People Who Are Deaf or Have a Hearing Loss

Module 4 Video

You can listen to this module by clicking the video or read the module down below.

BRITISH SIGN LANGUAGE is an entirely different language from English, with a syntax all its own.

Lip reading is difficult for people who are Deaf if their first language is BSL because the majority of sounds in English are formed inside the mouth, and it’s hard to speech read a second language.

How To Be Helpful

People who have a hearing loss, however, communicate in English. They use some hearing, but may rely on amplification and/or seeing the speaker’s lips to communicate effectively.

There is a range of communication preferences and styles among people with hearing loss that cannot be explained in this brief space.


It is helpful to note that the majority of people who incurred a hearing loss as adults do not communicate with sign language, do use English, and may be candidates for writing and assistive listening devices to help improve communication.

People with cochlear implants, like other people with hearing loss, will usually inform you what works best for them.


For a simple interaction (e.g., ordering in a restaurant or registering for a hotel room) writing back and forth is usually OK.

Follow the person’s cues to find out if she or he prefers sign language, gesturing, writing or speaking. If you have trouble understanding the speech of a person who is deaf or hard of hearing, let her or him know.

 Helpful Advice and Tips

People who are deaf need to be included in the decision-making process for issues that affect them; don’t decide for them.

Before speaking to a person who is deaf or has a loss of hearing, make sure that you get her attention.
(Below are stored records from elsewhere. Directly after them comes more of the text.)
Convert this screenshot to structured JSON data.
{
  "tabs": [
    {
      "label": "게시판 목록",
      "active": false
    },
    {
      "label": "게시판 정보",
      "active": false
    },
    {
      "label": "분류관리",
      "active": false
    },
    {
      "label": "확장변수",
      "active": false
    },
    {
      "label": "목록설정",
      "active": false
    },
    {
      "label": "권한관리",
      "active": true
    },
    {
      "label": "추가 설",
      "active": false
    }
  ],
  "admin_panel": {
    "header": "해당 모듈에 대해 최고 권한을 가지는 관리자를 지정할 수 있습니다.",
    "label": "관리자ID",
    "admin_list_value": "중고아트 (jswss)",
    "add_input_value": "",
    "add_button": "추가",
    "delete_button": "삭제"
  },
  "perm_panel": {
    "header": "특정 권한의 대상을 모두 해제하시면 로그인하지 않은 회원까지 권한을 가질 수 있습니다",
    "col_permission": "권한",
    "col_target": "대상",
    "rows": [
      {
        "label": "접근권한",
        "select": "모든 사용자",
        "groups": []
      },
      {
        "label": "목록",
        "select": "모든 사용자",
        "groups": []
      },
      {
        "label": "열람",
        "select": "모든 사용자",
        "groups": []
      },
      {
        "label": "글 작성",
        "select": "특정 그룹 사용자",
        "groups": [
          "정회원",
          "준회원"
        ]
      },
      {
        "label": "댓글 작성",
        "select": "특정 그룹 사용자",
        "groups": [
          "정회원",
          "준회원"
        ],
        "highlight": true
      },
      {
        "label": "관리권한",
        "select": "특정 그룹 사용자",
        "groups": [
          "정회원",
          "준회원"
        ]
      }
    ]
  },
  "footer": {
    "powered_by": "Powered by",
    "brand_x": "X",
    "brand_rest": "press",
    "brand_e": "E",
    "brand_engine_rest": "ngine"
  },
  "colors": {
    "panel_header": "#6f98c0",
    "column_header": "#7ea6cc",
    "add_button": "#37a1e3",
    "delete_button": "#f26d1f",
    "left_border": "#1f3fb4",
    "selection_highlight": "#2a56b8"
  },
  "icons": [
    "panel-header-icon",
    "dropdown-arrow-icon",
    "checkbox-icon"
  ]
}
Depending on the situation, you can extend your arm and wave your hand, tap her on the shoulder or flicker the lights.

Rephrase, rather than repeat, sentences that the person does not understand.

When talking, face the person. A quiet, well-lit room is most conducive to effective communication. If you are in front of the light source (e.g., a window) with your back to it, the glare may obscure your face and make it difficult for the person who is hard of hearing to speech read.


Speak clearly. Most people who have a hearing loss count on watching people’s lips as they speak to help them understand. Avoid chewing gum, smoking or obscuring your mouth with your hand while speaking.

There is no need to shout. If the person uses a hearing aid, it will be calibrated to normal voice levels; your shout will just distort the words.

People who are deaf and some who have a hearing loss or speech disabilities make and receive telephone calls with the assistance of various technologies including a TTY (short for teletypewriter) or a video relay service.

VRS enables a person who is deaf or has a hearing loss to make and receive telephone calls through a communications assistant who is a qualified British Sign Language Interpreter.

For many people who are deaf or have a hearing loss, VRS is closer to “functionally equivalent” telephone services than any other form of relay service.

For British Sign Language users, VRS conversations flow more smoothly, naturally, and faster than communicating by typing.

When a TTY user calls a business that does not have a TTY, she places the call through her relay service. 

Likewise, a business that does not have a TTY can reach a customer who is a TTY user through the relay service.

If you receive a relay call, the operator will identify it as such. Please do not hang up; this is the way that people who are deaf are able to place an order at your business, find out what hours you are open, or make a reservation at your restaurant.

Progress Bar